Terracotta bust, Portrait of a Man, Northern Italy, first quarter of the 19th century

Empire period, Northern Italy


Portrait with bust of a gentleman in terracotta on a white Carrara marble base.
The man is represented with his face turned to the right, his proud gaze turned upwards.
The twist of the neck gives a sense of natural movement to the head. The “Brutus” hairstyle, short hair with irregular fringe on the forehead, very popular in the early decades of the nineteenth century, is finely crafted. The face has well-defined features. The forehead is high, framed by locks of hair. The pronounced but absolutely balanced nose gives a sign of the subject’s virility. The thin mouth does not let emotions shine through. The expression is proud and haughty, it recalls the heroic and triumphant climate typical of the Napoleonic age.

Even the clothing recalls the canons of the time: habit à la francaise with tailcoat, waistcoat, shirt with stand-up collar (and raised points), tie tied to a gala and carrik (long overcoat with double cape and long collars).

Much attention is paid to the details of the garments worn: in particular the tie, a long thin strip of linen or silk turned several times around the neck and knotted on the front, has a particularly articulated and complex bow and the flap / lapel of the overcoat is made in order to recall the softness of furs.

Dimensions: 60 x 55 x 26 cm, base h 14 cm ( 23,6 x 21,6 x 10,2 in; base h 5,5 in )


Historical-stylistic analysis:

The peculiar characteristics of this portrait highlight the probable origin from a cultural environment of great depth and prestige. Although it has not been possible to identify the person portrayed or even his performer, the features highlighted still allow us to place the work in the early nineteenth century. The most plausible reference, considering the quality and refinement of the work, is clearly the environment linked to Canova: expressive backbone, attention to detail, plasticity of rendering allow us to believe that the author may have operated in the Lombardy-Veneto area under its direct influence.

The advent of Napoleon emperor on the European political scene in 1804 determined a fruitful period of Canova’s artistic production, during which he produced, in addition to the numerous and most famous works, also some Napoleonic busts and his own self-portrait that show stylistic and cultural affinities with the one under consideration.

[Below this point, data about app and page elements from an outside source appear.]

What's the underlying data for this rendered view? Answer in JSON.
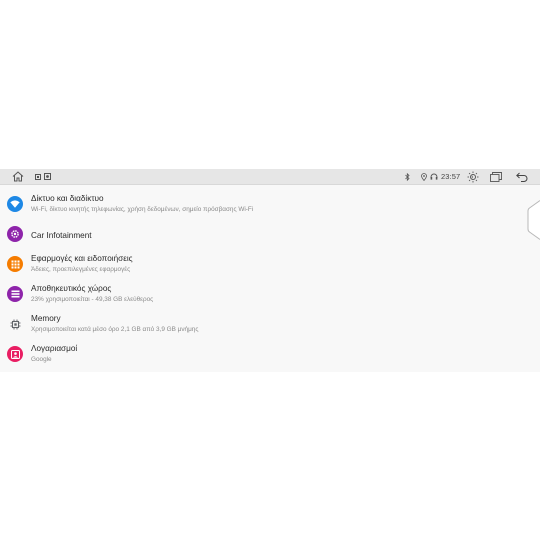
{
  "status_bar": {
    "time": "23:57",
    "icons": [
      "home-icon",
      "notification-icon",
      "media-icon",
      "bluetooth-icon",
      "location-icon",
      "headset-icon",
      "brightness-icon",
      "recent-apps-icon",
      "back-icon"
    ]
  },
  "settings": [
    {
      "title": "Δίκτυο και διαδίκτυο",
      "subtitle": "Wi-Fi, δίκτυο κινητής τηλεφωνίας, χρήση δεδομένων, σημείο πρόσβασης Wi-Fi",
      "icon": "wifi-icon",
      "color": "#1e88e5"
    },
    {
      "title": "Car Infotainment",
      "subtitle": "",
      "icon": "car-settings-icon",
      "color": "#8e24aa"
    },
    {
      "title": "Εφαρμογές και ειδοποιήσεις",
      "subtitle": "Άδειες, προεπιλεγμένες εφαρμογές",
      "icon": "apps-icon",
      "color": "#f57c00"
    },
    {
      "title": "Αποθηκευτικός χώρος",
      "subtitle": "23% χρησιμοποιείται - 49,38 GB ελεύθερος",
      "icon": "storage-icon",
      "color": "#8e24aa"
    },
    {
      "title": "Memory",
      "subtitle": "Χρησιμοποιείται κατά μέσο όρο 2,1 GB από 3,9 GB μνήμης",
      "icon": "memory-icon",
      "color": "#5f6368"
    },
    {
      "title": "Λογαριασμοί",
      "subtitle": "Google",
      "icon": "account-icon",
      "color": "#e91e63"
    }
  ]
}
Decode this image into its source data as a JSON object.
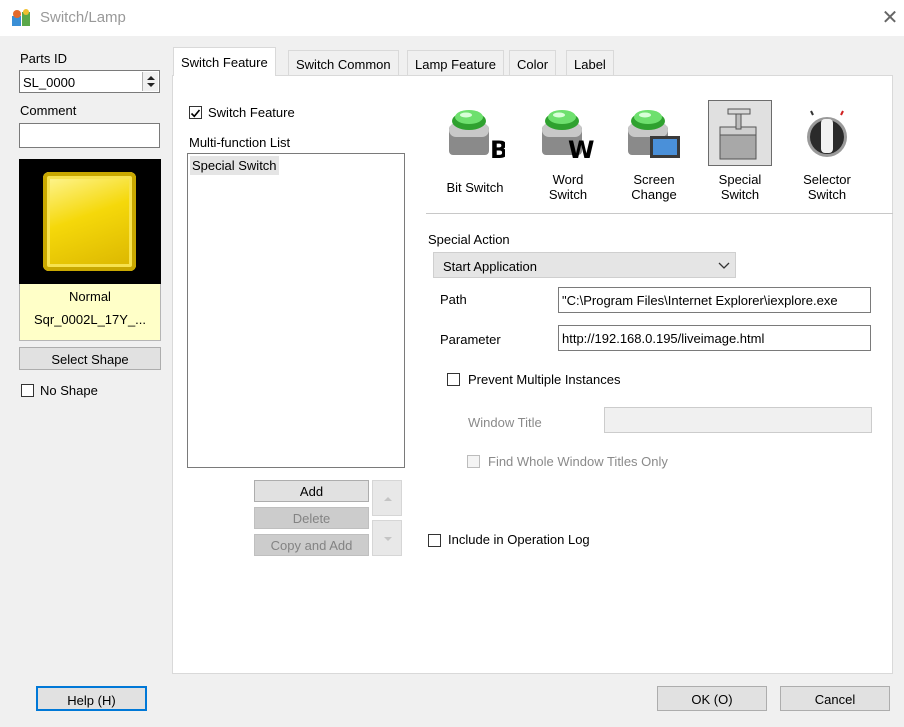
{
  "window": {
    "title": "Switch/Lamp",
    "icon": "switch-lamp-app-icon",
    "close_icon": "close-icon"
  },
  "left": {
    "parts_id_label": "Parts ID",
    "parts_id_value": "SL_0000",
    "comment_label": "Comment",
    "comment_value": "",
    "preview": {
      "state": "Normal",
      "shape_name": "Sqr_0002L_17Y_...",
      "lamp_color": "#f5d80a"
    },
    "select_shape_label": "Select Shape",
    "no_shape_label": "No Shape",
    "no_shape_checked": false
  },
  "tabs": [
    {
      "label": "Switch Feature",
      "active": true
    },
    {
      "label": "Switch Common",
      "active": false
    },
    {
      "label": "Lamp Feature",
      "active": false
    },
    {
      "label": "Color",
      "active": false
    },
    {
      "label": "Label",
      "active": false
    }
  ],
  "switch_feature": {
    "enable_label": "Switch Feature",
    "enable_checked": true,
    "list_label": "Multi-function List",
    "list_items": [
      "Special Switch"
    ],
    "add_label": "Add",
    "delete_label": "Delete",
    "copy_add_label": "Copy and Add"
  },
  "switch_types": [
    {
      "label": "Bit Switch",
      "icon": "bit-switch-icon",
      "selected": false
    },
    {
      "label": "Word\nSwitch",
      "icon": "word-switch-icon",
      "selected": false
    },
    {
      "label": "Screen\nChange",
      "icon": "screen-change-icon",
      "selected": false
    },
    {
      "label": "Special\nSwitch",
      "icon": "special-switch-icon",
      "selected": true
    },
    {
      "label": "Selector\nSwitch",
      "icon": "selector-switch-icon",
      "selected": false
    }
  ],
  "special_action": {
    "label": "Special Action",
    "selected": "Start Application",
    "path_label": "Path",
    "path_value": "\"C:\\Program Files\\Internet Explorer\\iexplore.exe",
    "parameter_label": "Parameter",
    "parameter_value": "http://192.168.0.195/liveimage.html",
    "prevent_multiple_label": "Prevent Multiple Instances",
    "prevent_multiple_checked": false,
    "window_title_label": "Window Title",
    "window_title_value": "",
    "find_whole_label": "Find Whole Window Titles Only",
    "find_whole_checked": false
  },
  "operation_log_label": "Include in Operation Log",
  "operation_log_checked": false,
  "footer": {
    "help_label": "Help (H)",
    "ok_label": "OK (O)",
    "cancel_label": "Cancel"
  }
}
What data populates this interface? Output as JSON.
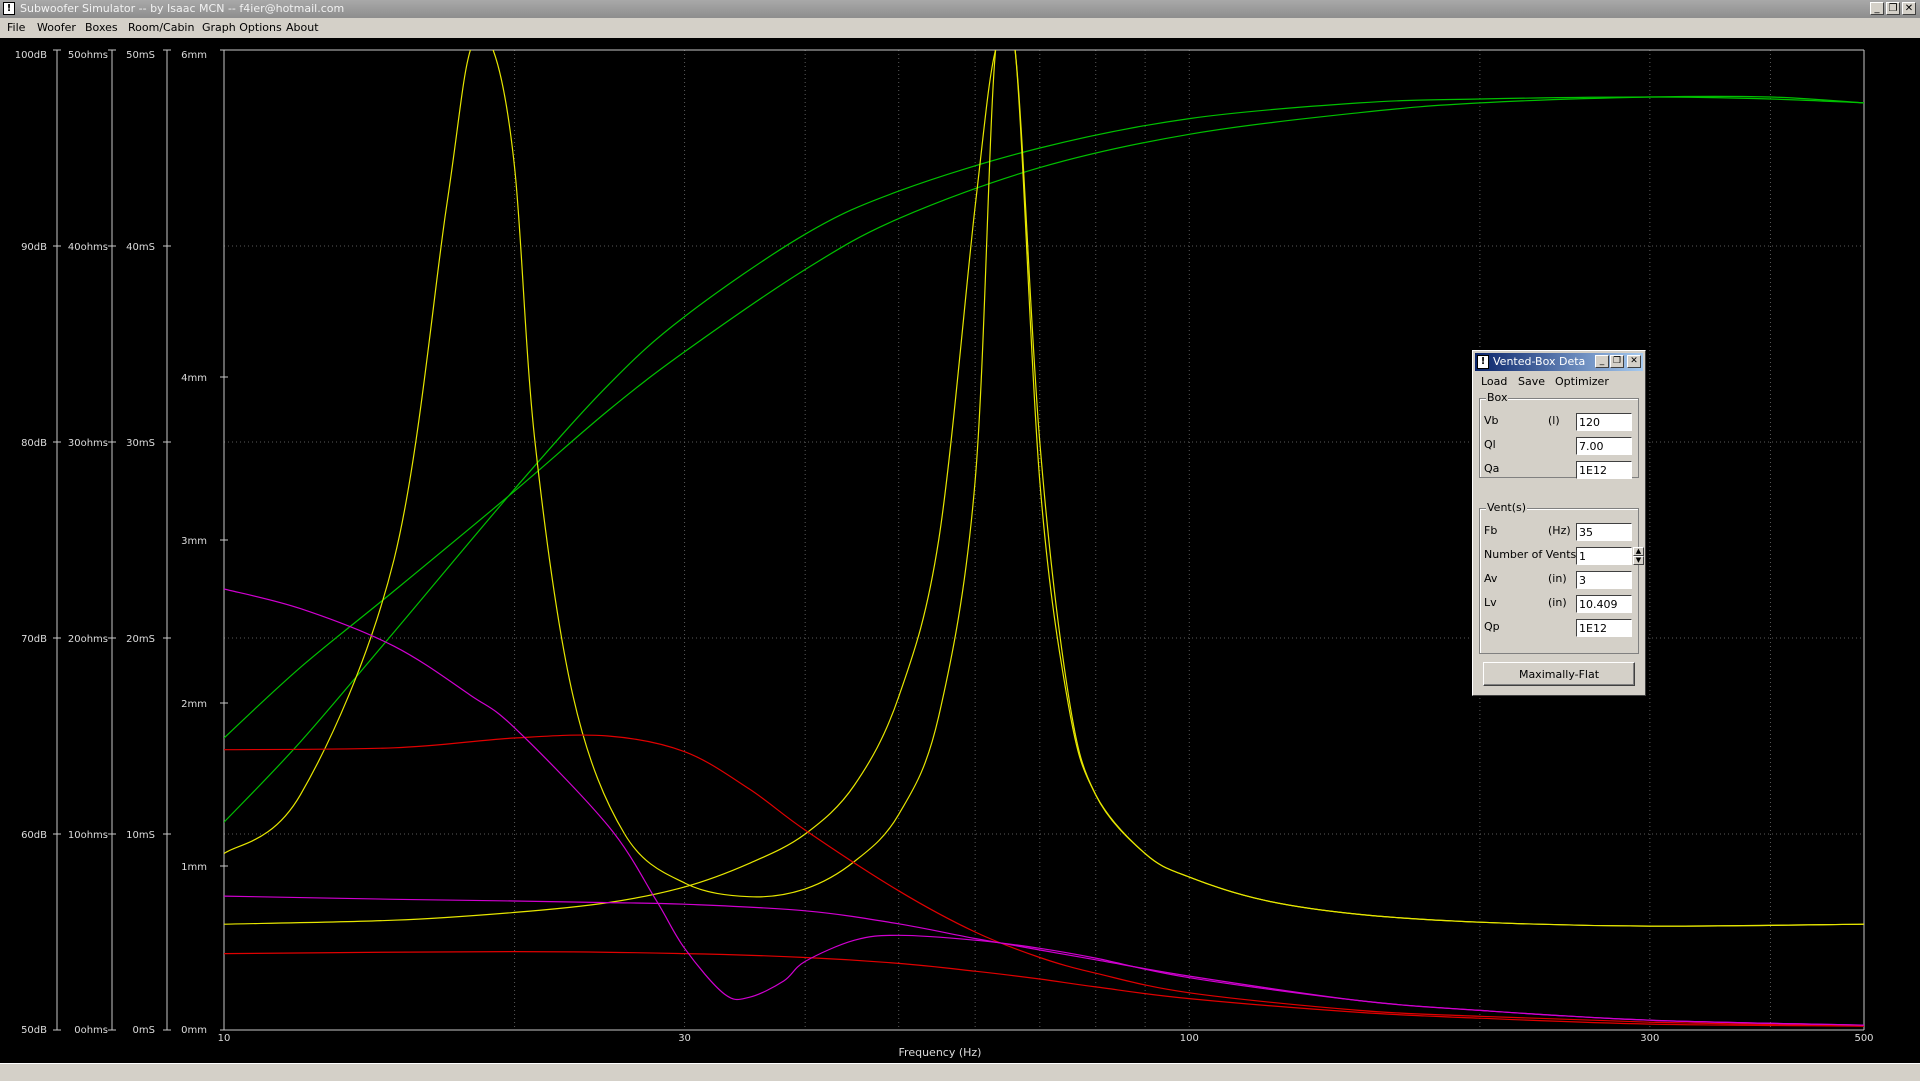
{
  "window": {
    "title": "Subwoofer Simulator -- by Isaac MCN -- f4ier@hotmail.com",
    "icon": "app-icon",
    "controls": {
      "minimize": "_",
      "restore": "❐",
      "close": "✕"
    }
  },
  "menu": [
    "File",
    "Woofer",
    "Boxes",
    "Room/Cabin",
    "Graph Options",
    "About"
  ],
  "graph": {
    "x_axis_title": "Frequency (Hz)",
    "x_tick_labels": [
      "10",
      "30",
      "100",
      "300",
      "500"
    ],
    "db_labels": [
      "100dB",
      "90dB",
      "80dB",
      "70dB",
      "60dB",
      "50dB"
    ],
    "ohm_labels": [
      "50ohms",
      "40ohms",
      "30ohms",
      "20ohms",
      "10ohms",
      "0ohms"
    ],
    "ms_labels": [
      "50mS",
      "40mS",
      "30mS",
      "20mS",
      "10mS",
      "0mS"
    ],
    "mm_labels": [
      "6mm",
      "4mm",
      "3mm",
      "2mm",
      "1mm",
      "0mm"
    ],
    "colors": {
      "spl": "#00c000",
      "impedance": "#e6e600",
      "group_delay": "#e00000",
      "excursion": "#d000d0",
      "grid": "#5a5a5a",
      "axis": "#c8c8c8"
    }
  },
  "chart_data": {
    "type": "line",
    "xlabel": "Frequency (Hz)",
    "x_scale": "log",
    "xlim": [
      10,
      500
    ],
    "y_axes": [
      {
        "unit": "dB",
        "range": [
          50,
          100
        ]
      },
      {
        "unit": "ohms",
        "range": [
          0,
          50
        ]
      },
      {
        "unit": "mS",
        "range": [
          0,
          50
        ]
      },
      {
        "unit": "mm",
        "range": [
          0,
          6
        ]
      }
    ],
    "series": [
      {
        "color": "#00c000",
        "axis": "dB",
        "x": [
          10,
          12,
          15,
          20,
          25,
          30,
          40,
          50,
          70,
          100,
          150,
          200,
          300,
          400,
          500
        ],
        "y": [
          64.9,
          68.5,
          72.4,
          77.5,
          81.6,
          84.6,
          88.8,
          91.4,
          94.0,
          95.7,
          96.8,
          97.3,
          97.6,
          97.6,
          97.3
        ]
      },
      {
        "color": "#00c000",
        "axis": "dB",
        "x": [
          10,
          12,
          15,
          20,
          25,
          30,
          40,
          50,
          70,
          100,
          150,
          200,
          300,
          400,
          500
        ],
        "y": [
          60.6,
          64.7,
          70.3,
          77.6,
          82.9,
          86.4,
          90.6,
          92.8,
          95.0,
          96.5,
          97.3,
          97.5,
          97.6,
          97.5,
          97.3
        ]
      },
      {
        "color": "#e6e600",
        "axis": "ohms",
        "x": [
          10,
          12,
          15,
          17,
          18,
          19,
          20,
          21,
          23,
          26,
          30,
          35,
          40,
          45,
          50,
          55,
          60,
          63,
          66,
          70,
          75,
          80,
          90,
          100,
          120,
          150,
          200,
          300,
          500
        ],
        "y": [
          9.0,
          12.0,
          24.0,
          42.0,
          50.0,
          50.0,
          44.0,
          30.0,
          17.0,
          10.0,
          7.5,
          6.8,
          7.2,
          8.6,
          11.0,
          16.0,
          28.0,
          50.0,
          50.0,
          28.0,
          16.5,
          12.0,
          9.0,
          7.8,
          6.6,
          5.9,
          5.5,
          5.3,
          5.4
        ]
      },
      {
        "color": "#e6e600",
        "axis": "ohms",
        "x": [
          10,
          15,
          20,
          25,
          30,
          35,
          40,
          45,
          50,
          55,
          60,
          63,
          66,
          70,
          75,
          80,
          90,
          100,
          120,
          150,
          200,
          300,
          500
        ],
        "y": [
          5.4,
          5.6,
          6.0,
          6.5,
          7.3,
          8.5,
          10.0,
          12.5,
          17.0,
          25.0,
          42.0,
          50.0,
          50.0,
          30.0,
          17.0,
          12.0,
          9.0,
          7.8,
          6.6,
          5.9,
          5.5,
          5.3,
          5.4
        ]
      },
      {
        "color": "#e00000",
        "axis": "mS",
        "x": [
          10,
          15,
          20,
          25,
          30,
          35,
          40,
          50,
          60,
          70,
          80,
          100,
          150,
          200,
          300,
          500
        ],
        "y": [
          14.3,
          14.4,
          14.9,
          15.0,
          14.2,
          12.3,
          10.2,
          7.1,
          5.0,
          3.7,
          2.9,
          1.9,
          1.0,
          0.7,
          0.4,
          0.2
        ]
      },
      {
        "color": "#e00000",
        "axis": "mS",
        "x": [
          10,
          20,
          30,
          40,
          50,
          60,
          70,
          80,
          100,
          150,
          200,
          300,
          500
        ],
        "y": [
          3.9,
          4.0,
          3.9,
          3.7,
          3.4,
          3.0,
          2.6,
          2.2,
          1.6,
          0.9,
          0.6,
          0.3,
          0.2
        ]
      },
      {
        "color": "#d000d0",
        "axis": "mm",
        "x": [
          10,
          12,
          15,
          18,
          20,
          25,
          28,
          30,
          33,
          35,
          38,
          40,
          45,
          50,
          60,
          70,
          80,
          100,
          150,
          200,
          300,
          500
        ],
        "y": [
          2.7,
          2.58,
          2.35,
          2.05,
          1.85,
          1.25,
          0.8,
          0.5,
          0.22,
          0.2,
          0.3,
          0.42,
          0.55,
          0.58,
          0.55,
          0.5,
          0.44,
          0.32,
          0.18,
          0.12,
          0.06,
          0.03
        ]
      },
      {
        "color": "#d000d0",
        "axis": "mm",
        "x": [
          10,
          15,
          20,
          25,
          30,
          40,
          50,
          60,
          70,
          80,
          100,
          150,
          200,
          300,
          500
        ],
        "y": [
          0.82,
          0.8,
          0.79,
          0.78,
          0.77,
          0.73,
          0.65,
          0.56,
          0.49,
          0.43,
          0.33,
          0.18,
          0.12,
          0.06,
          0.03
        ]
      }
    ]
  },
  "dialog": {
    "title": "Vented-Box Deta",
    "menu": [
      "Load",
      "Save",
      "Optimizer"
    ],
    "box_group": {
      "label": "Box",
      "fields": [
        {
          "label": "Vb",
          "unit": "(l)",
          "value": "120"
        },
        {
          "label": "Ql",
          "unit": "",
          "value": "7.00"
        },
        {
          "label": "Qa",
          "unit": "",
          "value": "1E12"
        }
      ]
    },
    "vent_group": {
      "label": "Vent(s)",
      "fields": [
        {
          "label": "Fb",
          "unit": "(Hz)",
          "value": "35"
        },
        {
          "label": "Number of Vents",
          "unit": "",
          "value": "1"
        },
        {
          "label": "Av",
          "unit": "(in)",
          "value": "3"
        },
        {
          "label": "Lv",
          "unit": "(in)",
          "value": "10.409"
        },
        {
          "label": "Qp",
          "unit": "",
          "value": "1E12"
        }
      ]
    },
    "button": "Maximally-Flat"
  }
}
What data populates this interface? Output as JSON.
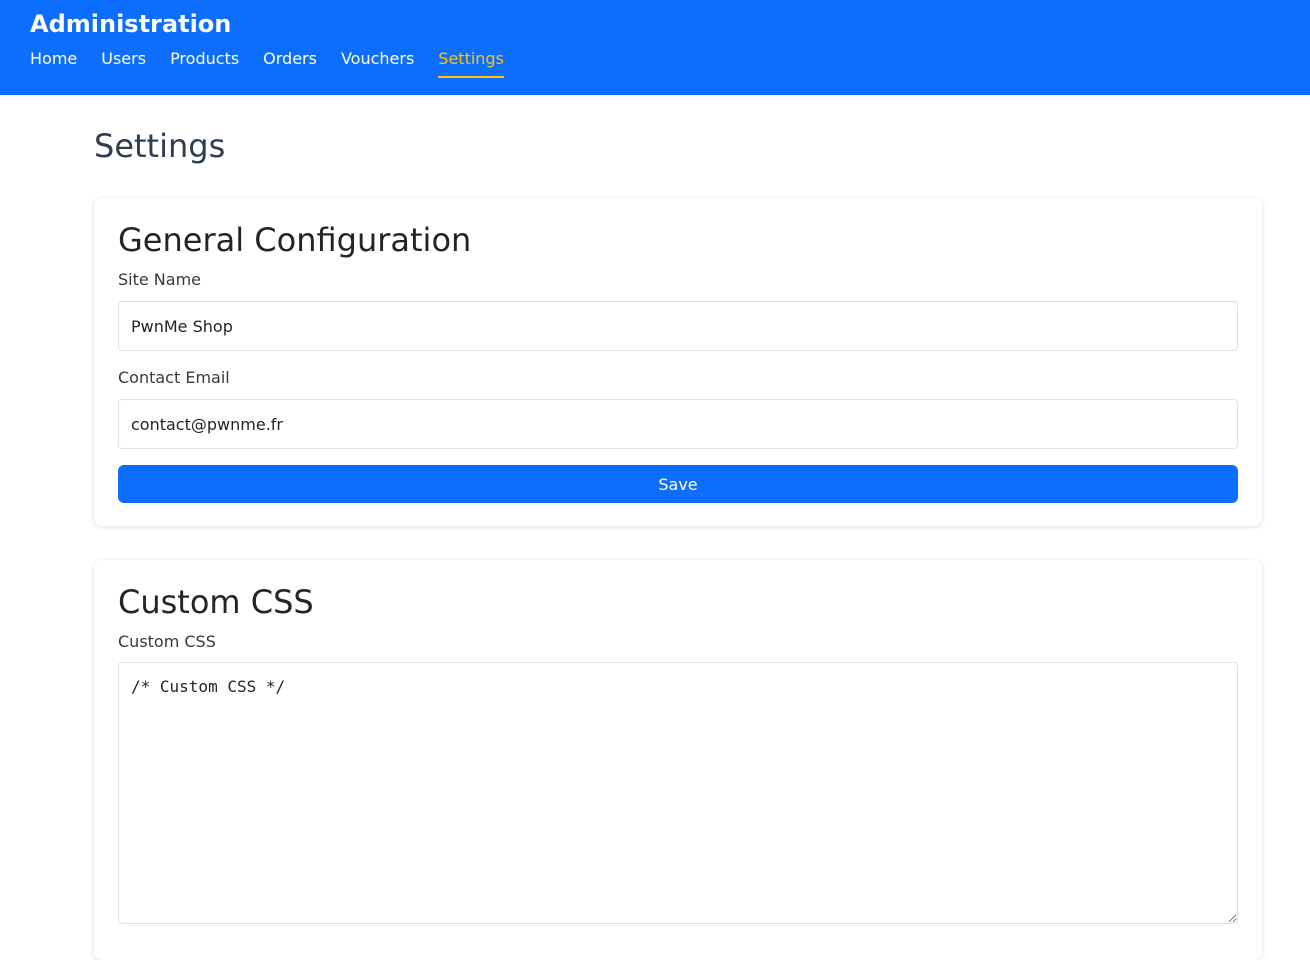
{
  "header": {
    "brand": "Administration",
    "nav": [
      {
        "label": "Home",
        "active": false
      },
      {
        "label": "Users",
        "active": false
      },
      {
        "label": "Products",
        "active": false
      },
      {
        "label": "Orders",
        "active": false
      },
      {
        "label": "Vouchers",
        "active": false
      },
      {
        "label": "Settings",
        "active": true
      }
    ]
  },
  "page": {
    "title": "Settings"
  },
  "general": {
    "heading": "General Configuration",
    "site_name": {
      "label": "Site Name",
      "value": "PwnMe Shop"
    },
    "contact_email": {
      "label": "Contact Email",
      "value": "contact@pwnme.fr"
    },
    "save_label": "Save"
  },
  "custom_css": {
    "heading": "Custom CSS",
    "label": "Custom CSS",
    "value": "/* Custom CSS */"
  },
  "colors": {
    "header_bg": "#0d6efd",
    "active_nav": "#ffc107",
    "primary_button": "#0d6efd"
  }
}
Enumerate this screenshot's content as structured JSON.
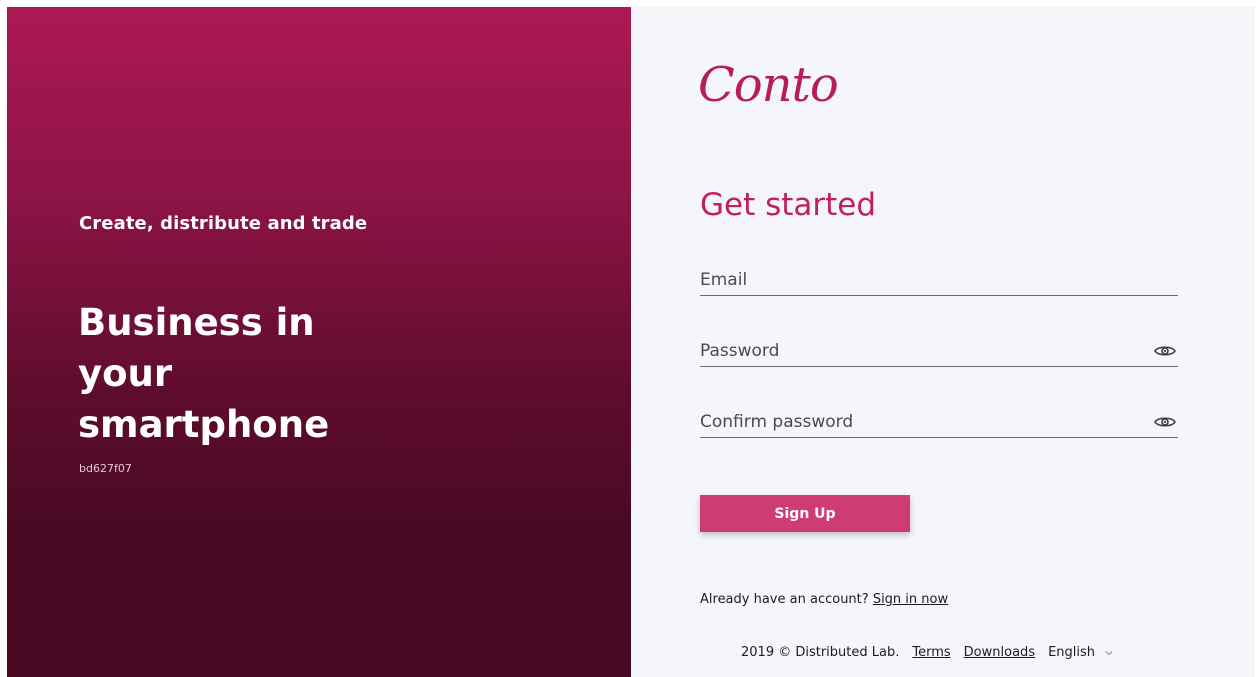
{
  "hero": {
    "tagline": "Create, distribute and trade",
    "title": "Business in\nyour\nsmartphone",
    "version": "bd627f07"
  },
  "brand": {
    "logo_text": "Conto",
    "accent_color": "#c21f60"
  },
  "form": {
    "heading": "Get started",
    "email_label": "Email",
    "password_label": "Password",
    "confirm_password_label": "Confirm password",
    "toggle_icon": "eye-icon",
    "submit_label": "Sign Up"
  },
  "signin": {
    "prompt": "Already have an account?",
    "link_label": "Sign in now"
  },
  "footer": {
    "copyright": "2019 © Distributed Lab.",
    "terms_label": "Terms",
    "downloads_label": "Downloads",
    "language": "English"
  }
}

In particular, the bust of Napoleon preserved in the Chatsworth Devonshire Collection (1803): after the death of Canova, the work was sold to the Marquise Anne of Aubercorn, who in turn gave it to the sixth Duke of Devonshire, who placed the work in the center of the sculpture gallery of the Chatsworth residence, in front of a bust of Alexander the Great.

Picture 1 - Marble bust - Napoleon Bonaparte - Chatsworth, Devonshire Collection (1803-1086)

In the plaster prototype (now preserved in the Possagno plaster casts gallery – Illustration 2) Napoleon is portrayed in uniform, frontally, with sunken eyes fixed and slightly turned downwards as a sign of reflection and concentration; the eyebrows are frowned to express the depth of thoughts. The pronounced chin and full face convey the firmness of character but also the freshness of young age.

Picture 2 - Plaster prototype - Napoleon Bonaparte - Possagno, Canova Museum, “Gipsoteca” (1802)

In the marble bust instead (Illustration 1), Napoleon is stripped of his military robes and depicted shirtless. The consul is depicted sideways, with a twist of the neck that gives movement to the figure, making it more alive and less static than that of the prototype.

The forehead is high, framed by locks of hair that fall on the face with a refined slovenliness. Hair is a distinctive sign of the time: Napoleon had in fact adopted the fashion, which spread after the French Revolution as a sign of discontinuity in the past, of short hair (“alla Caracalla” or “alla Tito”, or “alla Bruto”). The eyes are sunken and the gaze lost. The nose, large and pronounced, gives a sign of the subject’s virility. The thin mouth does not let any emotion shine through.

Picture 3 - Bust of Francis I of Austria
Picture 4 - Canova self-portrait, bust

Other works, also by Canova, which recall that of the anonymous sculptures are the bust of Francis I of Austria (preserved at the Kunsthistorches Museum in Vienna -1804-1805- Illustration 3) and the bust of his own portrait (preserved in Possagno- 1812 – Illustration 4).